Pressestimmen"This book is an invaluable resource for anyone thinking about or teaching about the role of culture in human development. By considering intracultural as well as intercultural variability, Harkness and Super have assembled a volume that gives serious consideration to shared group cultures, while respecting individual differences within a culture, thus avoiding the dangerous ground of stereotypes.
"Cultural meanings are critical for understanding cultural differences; consequently, parents' cultural belief systems are critical to understanding cultural differences in child development. Harkness and Super's book is the first to devote an entire volume to this important topic.
"Because, as Harkness and Super point out, cultural models of development are implicit rather than explicit, the scientist's own cultural model can be mistaken for a universal theory of development. By sampling parents' beliefs about the nature and goals of development across most regions of the world--North America, Western Europe, Far East and Pacific, Africa, and Latin America--this book lays the groundwork for the first theory of human development to have universality without ethnocentrism." --Patricia M. Greenfield, Ph.D., Professor of Psychology, UCLA
"This volume is the most extensive and compelling effort to date to examine the nature and ramifications of parents' belief systems. It encompasses dozens of cultures and diverse domains of child development, ranging from sleep and temperament to school learning, work, and relationships. In no other source are cultural variations so effectively used to illuminate principles that link culture and family processes. It is must' reading for developmental scholars, regardless of discipline." --W. Andrew Collins, Ph.D., Institute of Child Development, University of Minnesota

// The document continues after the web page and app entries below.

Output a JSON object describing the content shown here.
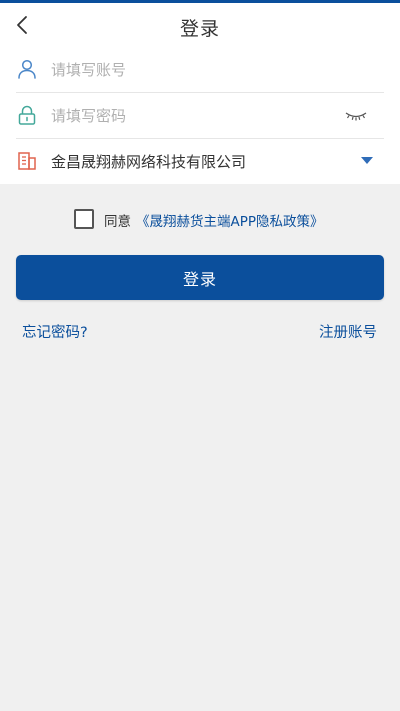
{
  "header": {
    "title": "登录",
    "back_icon": "chevron-left-icon"
  },
  "form": {
    "account": {
      "placeholder": "请填写账号",
      "value": "",
      "icon": "user-icon"
    },
    "password": {
      "placeholder": "请填写密码",
      "value": "",
      "icon": "lock-icon",
      "toggle_icon": "eye-closed-icon"
    },
    "company": {
      "selected": "金昌晟翔赫网络科技有限公司",
      "icon": "building-icon",
      "dropdown_icon": "caret-down-icon"
    }
  },
  "agreement": {
    "checked": false,
    "label": "同意",
    "policy_link": "《晟翔赫货主端APP隐私政策》"
  },
  "login_button": "登录",
  "links": {
    "forgot": "忘记密码?",
    "register": "注册账号"
  },
  "colors": {
    "primary": "#0b4f9c",
    "background": "#f0f0f0",
    "placeholder": "#b0b0b0"
  }
}
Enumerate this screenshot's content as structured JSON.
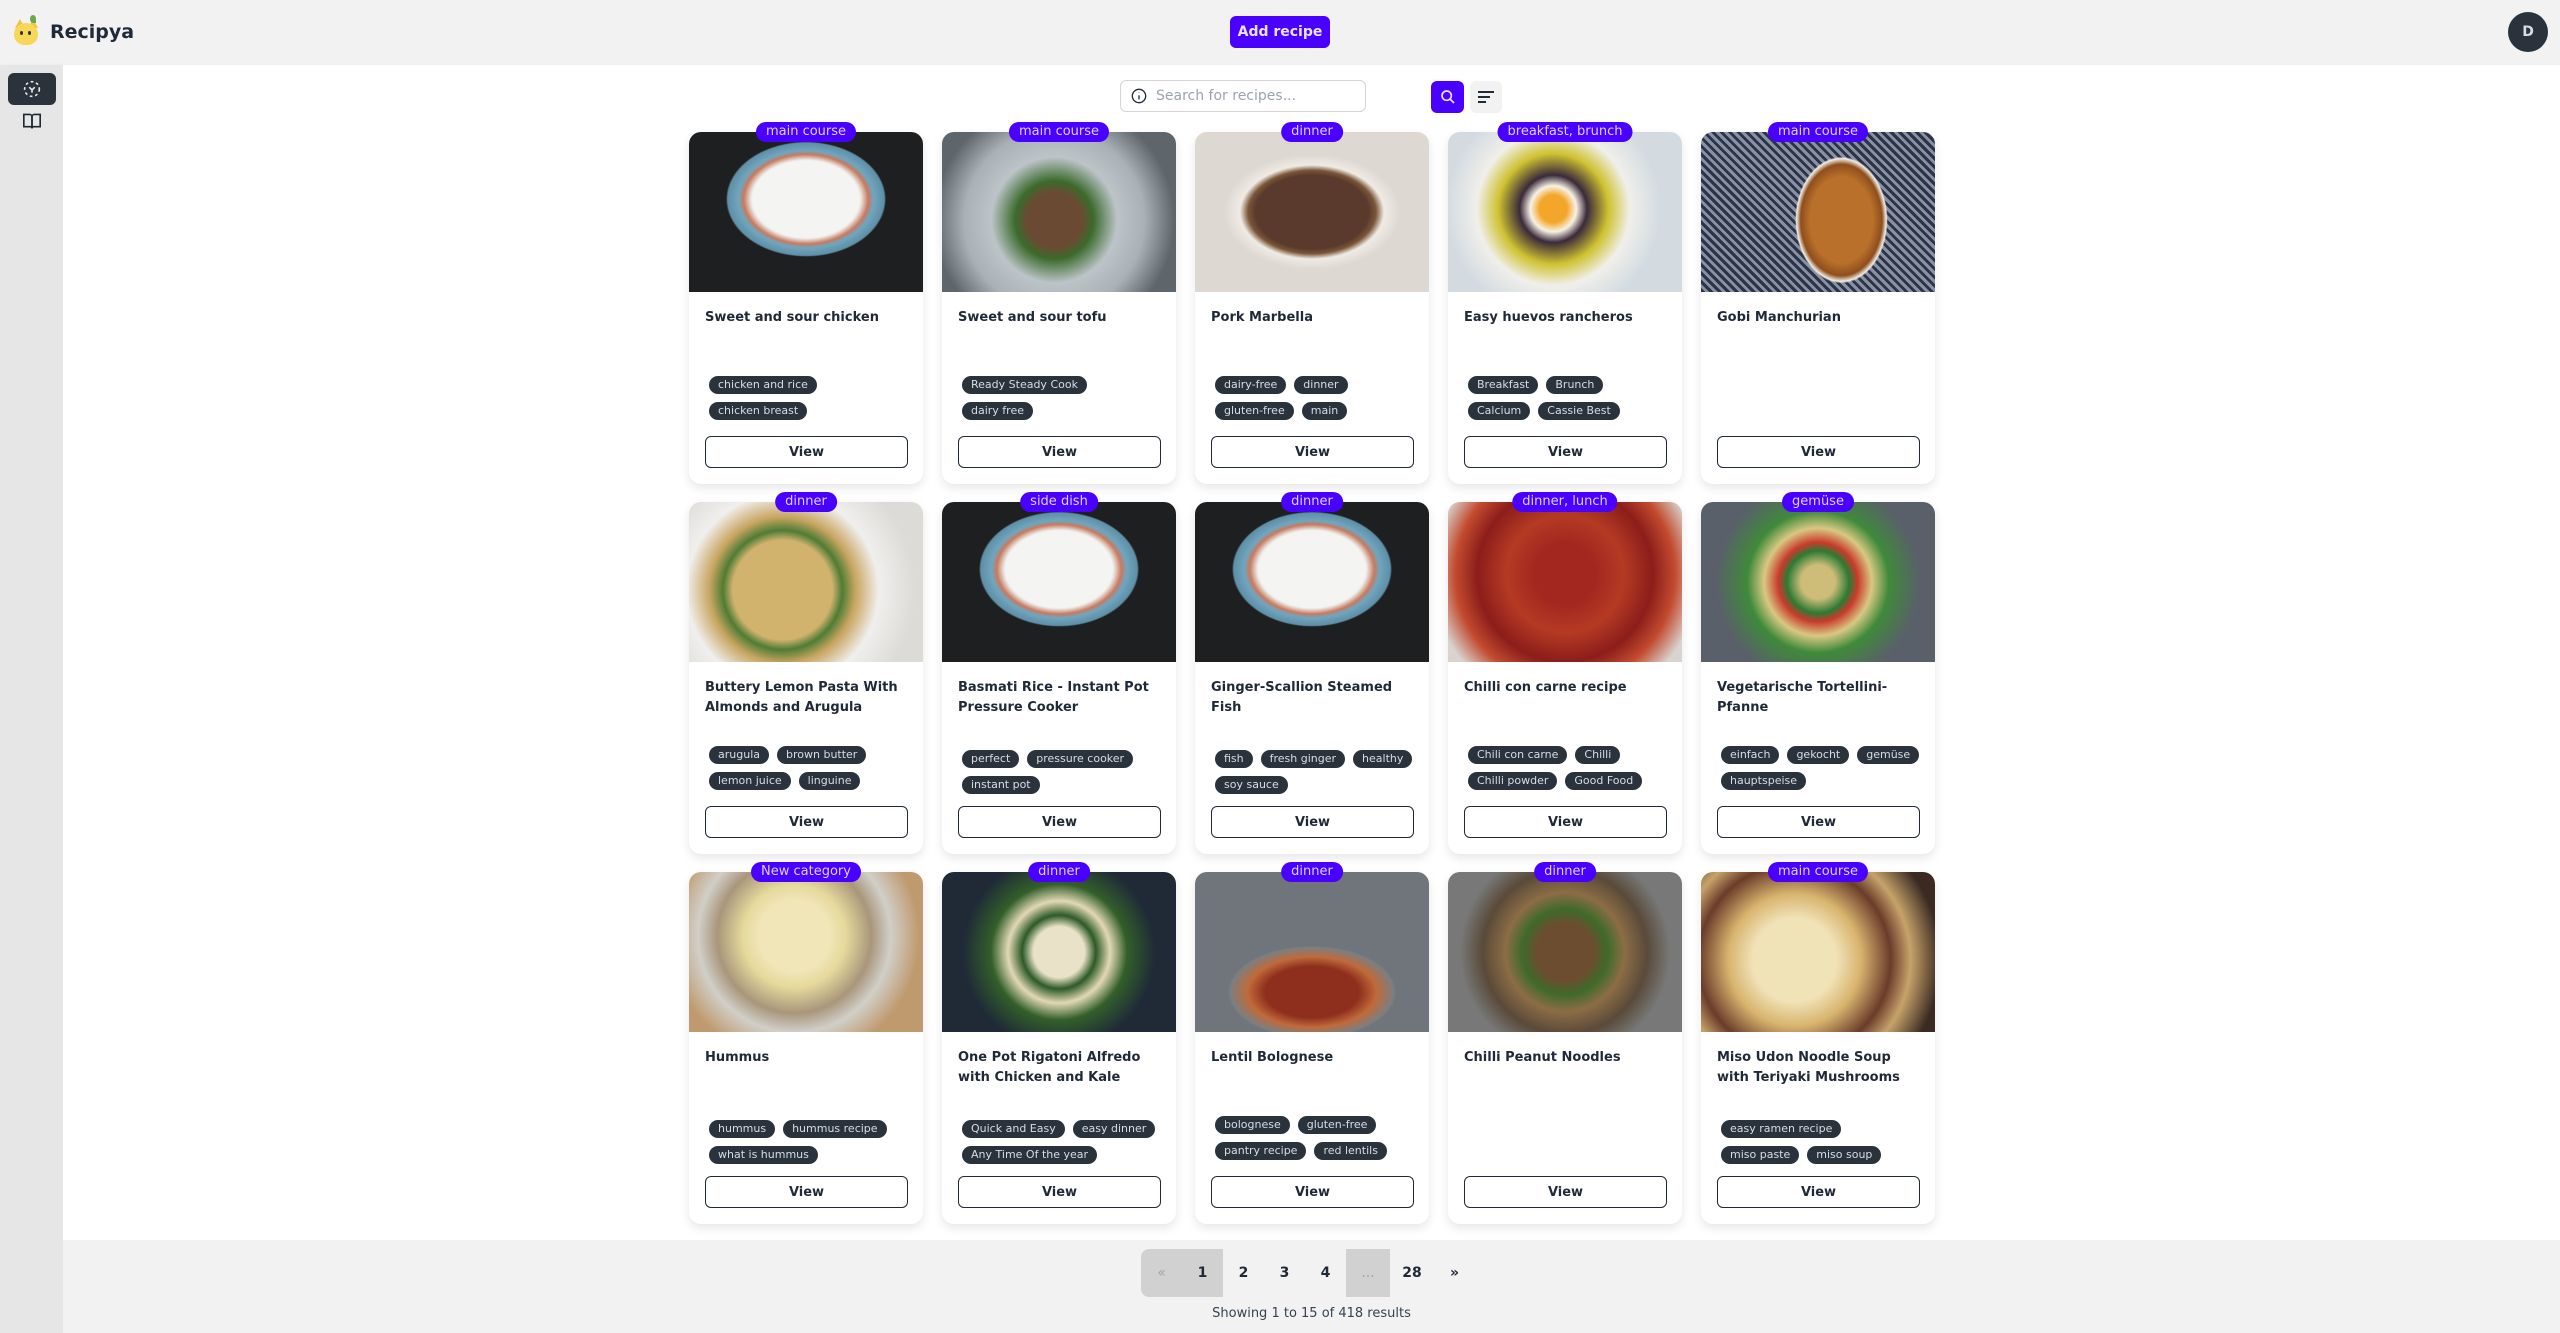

"Harkness and Super's concept of the developmental niche' is currently the most influential theory in the study of cross-cultural human development.
Untertitel: Sprache: Englisch.
Verlag: GUILFORD PUBN
Erscheinungsdatum: November 1995
Seitenanzahl: 558 Seiten